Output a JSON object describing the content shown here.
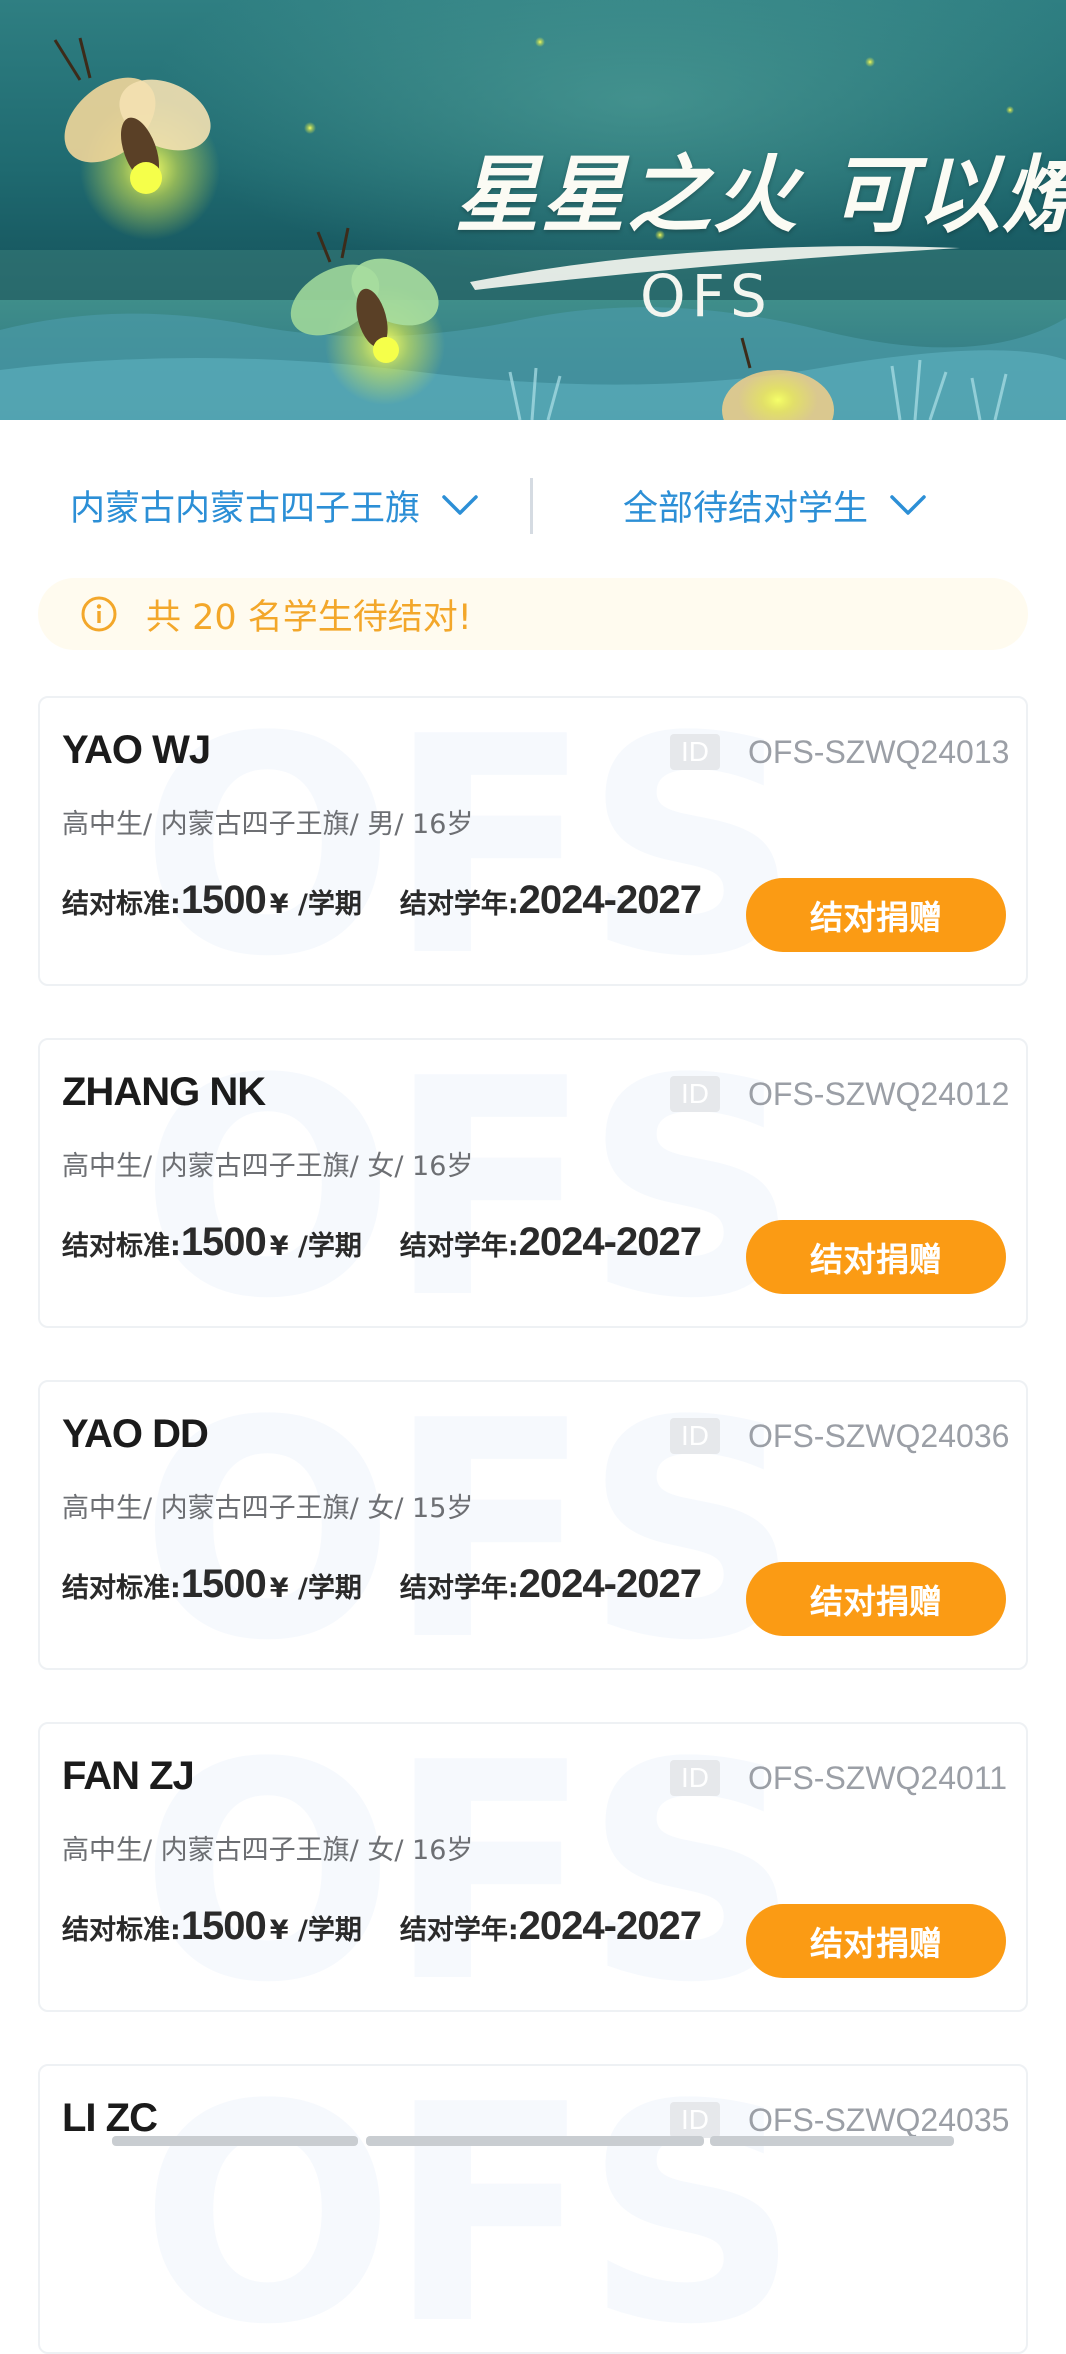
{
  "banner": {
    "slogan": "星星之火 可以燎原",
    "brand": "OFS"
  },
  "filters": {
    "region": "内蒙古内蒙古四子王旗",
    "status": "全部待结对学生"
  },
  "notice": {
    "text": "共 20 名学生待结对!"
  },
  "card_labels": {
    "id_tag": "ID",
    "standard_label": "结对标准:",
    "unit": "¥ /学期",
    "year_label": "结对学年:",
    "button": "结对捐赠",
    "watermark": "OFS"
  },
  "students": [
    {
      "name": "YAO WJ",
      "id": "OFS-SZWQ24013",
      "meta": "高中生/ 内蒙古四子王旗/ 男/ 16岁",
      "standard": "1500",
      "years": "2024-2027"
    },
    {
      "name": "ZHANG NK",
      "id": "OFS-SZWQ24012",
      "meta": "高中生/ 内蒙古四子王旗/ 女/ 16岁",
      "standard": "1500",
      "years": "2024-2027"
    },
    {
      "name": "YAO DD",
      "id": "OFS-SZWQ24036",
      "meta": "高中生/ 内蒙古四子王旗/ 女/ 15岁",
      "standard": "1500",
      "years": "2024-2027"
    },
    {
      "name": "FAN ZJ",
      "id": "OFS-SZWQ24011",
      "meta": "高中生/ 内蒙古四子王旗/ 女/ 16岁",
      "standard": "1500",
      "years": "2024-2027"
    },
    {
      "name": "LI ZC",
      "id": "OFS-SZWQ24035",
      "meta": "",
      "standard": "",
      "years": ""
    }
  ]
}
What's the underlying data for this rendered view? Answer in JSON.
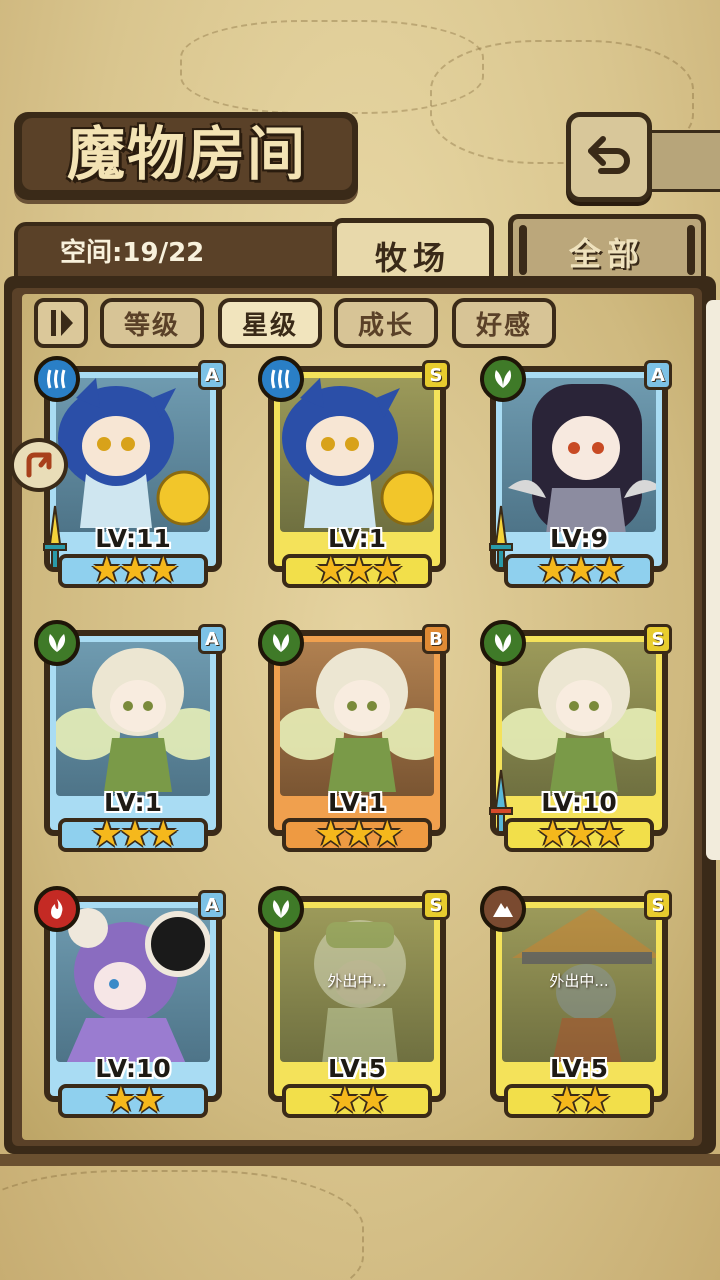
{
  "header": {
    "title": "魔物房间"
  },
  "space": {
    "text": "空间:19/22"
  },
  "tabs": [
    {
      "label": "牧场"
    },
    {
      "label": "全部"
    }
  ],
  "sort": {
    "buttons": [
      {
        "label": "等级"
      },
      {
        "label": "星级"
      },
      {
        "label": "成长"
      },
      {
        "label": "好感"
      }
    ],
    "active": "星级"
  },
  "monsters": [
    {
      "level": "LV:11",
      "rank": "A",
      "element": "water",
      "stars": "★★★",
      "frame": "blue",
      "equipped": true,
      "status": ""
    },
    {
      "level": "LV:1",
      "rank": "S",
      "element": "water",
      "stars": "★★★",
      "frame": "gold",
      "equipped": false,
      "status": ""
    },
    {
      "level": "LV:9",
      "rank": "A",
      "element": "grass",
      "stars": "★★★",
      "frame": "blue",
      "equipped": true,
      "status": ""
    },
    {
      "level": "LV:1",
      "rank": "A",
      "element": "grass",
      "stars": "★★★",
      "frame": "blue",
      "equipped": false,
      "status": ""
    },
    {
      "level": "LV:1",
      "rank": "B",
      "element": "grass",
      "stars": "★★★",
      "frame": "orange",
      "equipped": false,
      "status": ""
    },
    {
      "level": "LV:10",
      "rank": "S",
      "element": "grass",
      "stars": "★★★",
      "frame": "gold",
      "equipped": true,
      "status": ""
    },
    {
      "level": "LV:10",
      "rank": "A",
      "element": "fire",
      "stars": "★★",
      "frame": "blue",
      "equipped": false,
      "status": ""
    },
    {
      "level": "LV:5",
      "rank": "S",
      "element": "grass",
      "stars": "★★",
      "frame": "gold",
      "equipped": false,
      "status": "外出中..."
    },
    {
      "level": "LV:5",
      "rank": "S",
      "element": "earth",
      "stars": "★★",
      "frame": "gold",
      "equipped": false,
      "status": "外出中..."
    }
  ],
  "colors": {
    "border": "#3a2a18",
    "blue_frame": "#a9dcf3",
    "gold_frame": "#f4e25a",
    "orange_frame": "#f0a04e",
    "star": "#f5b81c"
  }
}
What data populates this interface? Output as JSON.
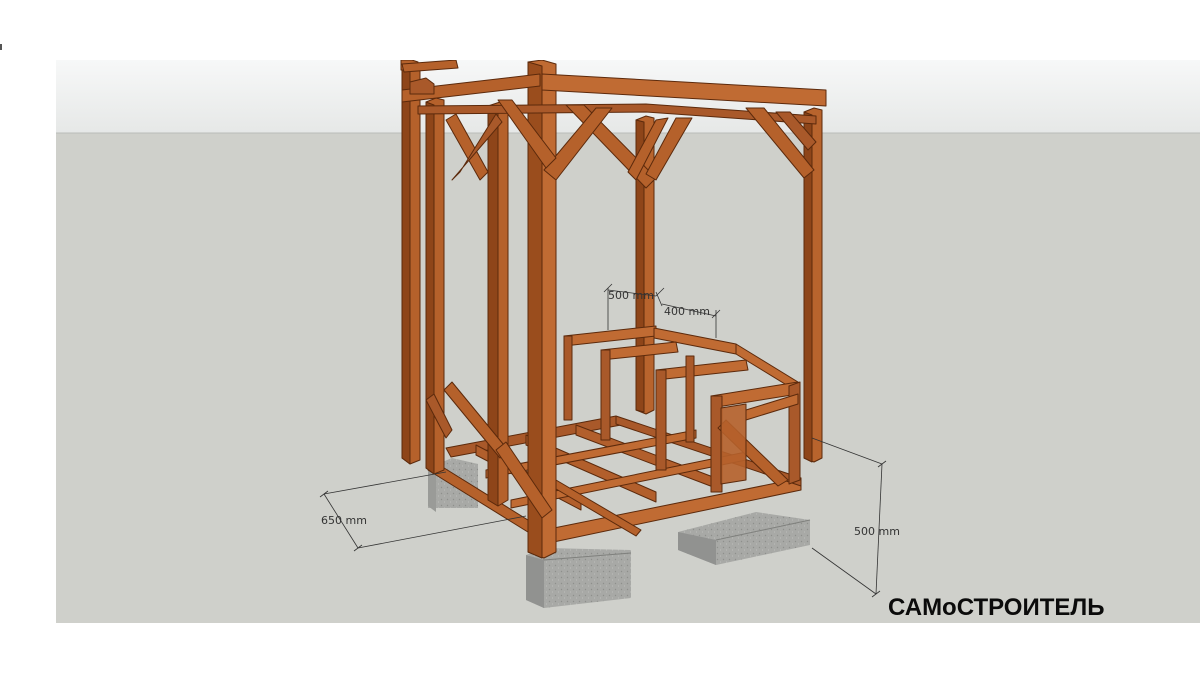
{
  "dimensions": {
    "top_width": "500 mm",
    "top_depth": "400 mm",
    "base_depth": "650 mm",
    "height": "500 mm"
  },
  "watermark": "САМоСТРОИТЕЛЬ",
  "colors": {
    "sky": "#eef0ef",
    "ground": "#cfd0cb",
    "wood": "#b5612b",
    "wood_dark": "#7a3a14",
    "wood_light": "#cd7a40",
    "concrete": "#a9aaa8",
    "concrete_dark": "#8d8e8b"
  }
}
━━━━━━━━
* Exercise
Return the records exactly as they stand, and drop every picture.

* Written solution
Output a JSON object describing the content shown here.
{
  "banner": {
    "slogan": "星星之火 可以燎原",
    "brand": "OFS"
  },
  "filters": {
    "region": "内蒙古内蒙古四子王旗",
    "status": "全部待结对学生"
  },
  "notice": {
    "text": "共 20 名学生待结对!"
  },
  "card_labels": {
    "id_tag": "ID",
    "standard_label": "结对标准:",
    "unit": "¥ /学期",
    "year_label": "结对学年:",
    "button": "结对捐赠",
    "watermark": "OFS"
  },
  "students": [
    {
      "name": "YAO WJ",
      "id": "OFS-SZWQ24013",
      "meta": "高中生/ 内蒙古四子王旗/ 男/ 16岁",
      "standard": "1500",
      "years": "2024-2027"
    },
    {
      "name": "ZHANG NK",
      "id": "OFS-SZWQ24012",
      "meta": "高中生/ 内蒙古四子王旗/ 女/ 16岁",
      "standard": "1500",
      "years": "2024-2027"
    },
    {
      "name": "YAO DD",
      "id": "OFS-SZWQ24036",
      "meta": "高中生/ 内蒙古四子王旗/ 女/ 15岁",
      "standard": "1500",
      "years": "2024-2027"
    },
    {
      "name": "FAN ZJ",
      "id": "OFS-SZWQ24011",
      "meta": "高中生/ 内蒙古四子王旗/ 女/ 16岁",
      "standard": "1500",
      "years": "2024-2027"
    },
    {
      "name": "LI ZC",
      "id": "OFS-SZWQ24035",
      "meta": "",
      "standard": "",
      "years": ""
    }
  ]
}
What's the underlying data for this rendered view? Answer in JSON.
{
  "header": {
    "title": "魔物房间"
  },
  "space": {
    "text": "空间:19/22"
  },
  "tabs": [
    {
      "label": "牧场"
    },
    {
      "label": "全部"
    }
  ],
  "sort": {
    "buttons": [
      {
        "label": "等级"
      },
      {
        "label": "星级"
      },
      {
        "label": "成长"
      },
      {
        "label": "好感"
      }
    ],
    "active": "星级"
  },
  "monsters": [
    {
      "level": "LV:11",
      "rank": "A",
      "element": "water",
      "stars": "★★★",
      "frame": "blue",
      "equipped": true,
      "status": ""
    },
    {
      "level": "LV:1",
      "rank": "S",
      "element": "water",
      "stars": "★★★",
      "frame": "gold",
      "equipped": false,
      "status": ""
    },
    {
      "level": "LV:9",
      "rank": "A",
      "element": "grass",
      "stars": "★★★",
      "frame": "blue",
      "equipped": true,
      "status": ""
    },
    {
      "level": "LV:1",
      "rank": "A",
      "element": "grass",
      "stars": "★★★",
      "frame": "blue",
      "equipped": false,
      "status": ""
    },
    {
      "level": "LV:1",
      "rank": "B",
      "element": "grass",
      "stars": "★★★",
      "frame": "orange",
      "equipped": false,
      "status": ""
    },
    {
      "level": "LV:10",
      "rank": "S",
      "element": "grass",
      "stars": "★★★",
      "frame": "gold",
      "equipped": true,
      "status": ""
    },
    {
      "level": "LV:10",
      "rank": "A",
      "element": "fire",
      "stars": "★★",
      "frame": "blue",
      "equipped": false,
      "status": ""
    },
    {
      "level": "LV:5",
      "rank": "S",
      "element": "grass",
      "stars": "★★",
      "frame": "gold",
      "equipped": false,
      "status": "外出中..."
    },
    {
      "level": "LV:5",
      "rank": "S",
      "element": "earth",
      "stars": "★★",
      "frame": "gold",
      "equipped": false,
      "status": "外出中..."
    }
  ],
  "colors": {
    "border": "#3a2a18",
    "blue_frame": "#a9dcf3",
    "gold_frame": "#f4e25a",
    "orange_frame": "#f0a04e",
    "star": "#f5b81c"
  }
}
What data populates this interface? Output as JSON.
{
  "dimensions": {
    "top_width": "500 mm",
    "top_depth": "400 mm",
    "base_depth": "650 mm",
    "height": "500 mm"
  },
  "watermark": "САМоСТРОИТЕЛЬ",
  "colors": {
    "sky": "#eef0ef",
    "ground": "#cfd0cb",
    "wood": "#b5612b",
    "wood_dark": "#7a3a14",
    "wood_light": "#cd7a40",
    "concrete": "#a9aaa8",
    "concrete_dark": "#8d8e8b"
  }
}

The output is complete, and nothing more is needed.